Listed entries.
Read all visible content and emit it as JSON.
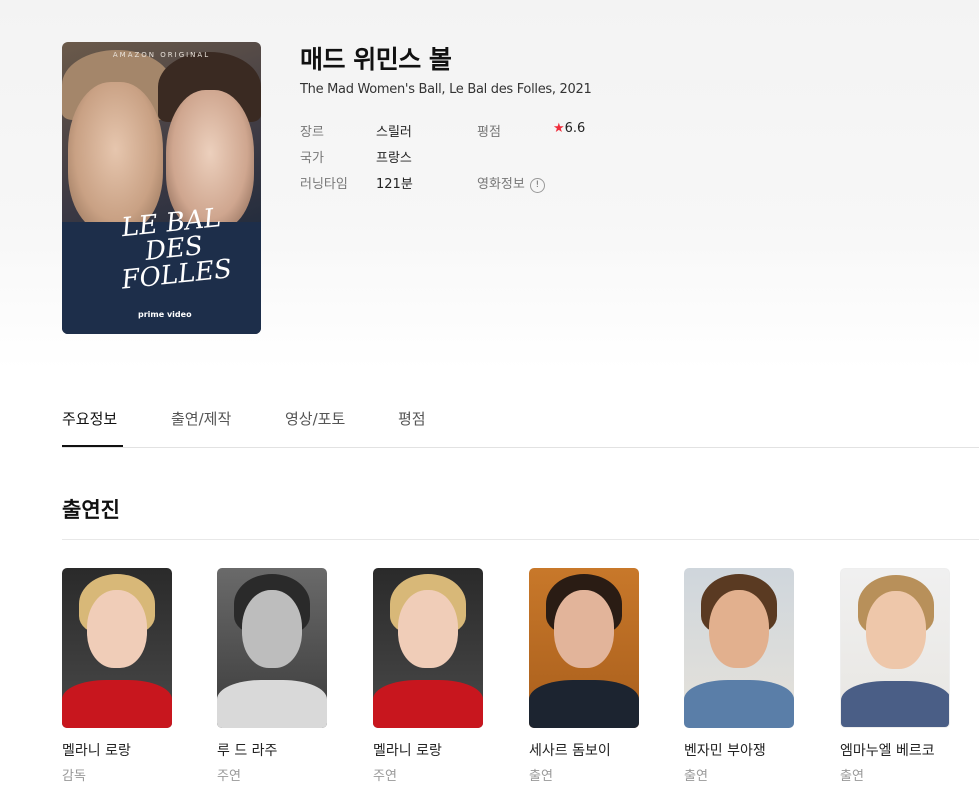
{
  "movie": {
    "title": "매드 위민스 볼",
    "subtitle": "The Mad Women's Ball, Le Bal des Folles, 2021",
    "poster": {
      "top_text": "AMAZON ORIGINAL",
      "title_text": "LE BAL DES FOLLES",
      "brand_text": "prime video"
    },
    "info": {
      "genre_label": "장르",
      "genre": "스릴러",
      "country_label": "국가",
      "country": "프랑스",
      "runtime_label": "러닝타임",
      "runtime": "121분",
      "rating_label": "평점",
      "rating": "6.6",
      "movieinfo_label": "영화정보"
    }
  },
  "tabs": [
    {
      "label": "주요정보",
      "active": true
    },
    {
      "label": "출연/제작",
      "active": false
    },
    {
      "label": "영상/포토",
      "active": false
    },
    {
      "label": "평점",
      "active": false
    }
  ],
  "cast_section": {
    "title": "출연진",
    "members": [
      {
        "name": "멜라니 로랑",
        "role": "감독"
      },
      {
        "name": "루 드 라주",
        "role": "주연"
      },
      {
        "name": "멜라니 로랑",
        "role": "주연"
      },
      {
        "name": "세사르 돔보이",
        "role": "출연"
      },
      {
        "name": "벤자민 부아쟁",
        "role": "출연"
      },
      {
        "name": "엠마누엘 베르코",
        "role": "출연"
      }
    ]
  },
  "colors": {
    "accent_star": "#f02d3b",
    "text_dark": "#111111",
    "text_muted": "#999999"
  },
  "icons": {
    "expand": "expand-icon",
    "star": "star-icon",
    "info": "info-icon"
  }
}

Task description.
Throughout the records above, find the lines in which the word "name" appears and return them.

Solution below.
        "name": "멜라니 로랑",
        "name": "루 드 라주",
        "name": "멜라니 로랑",
        "name": "세사르 돔보이",
        "name": "벤자민 부아쟁",
        "name": "엠마누엘 베르코",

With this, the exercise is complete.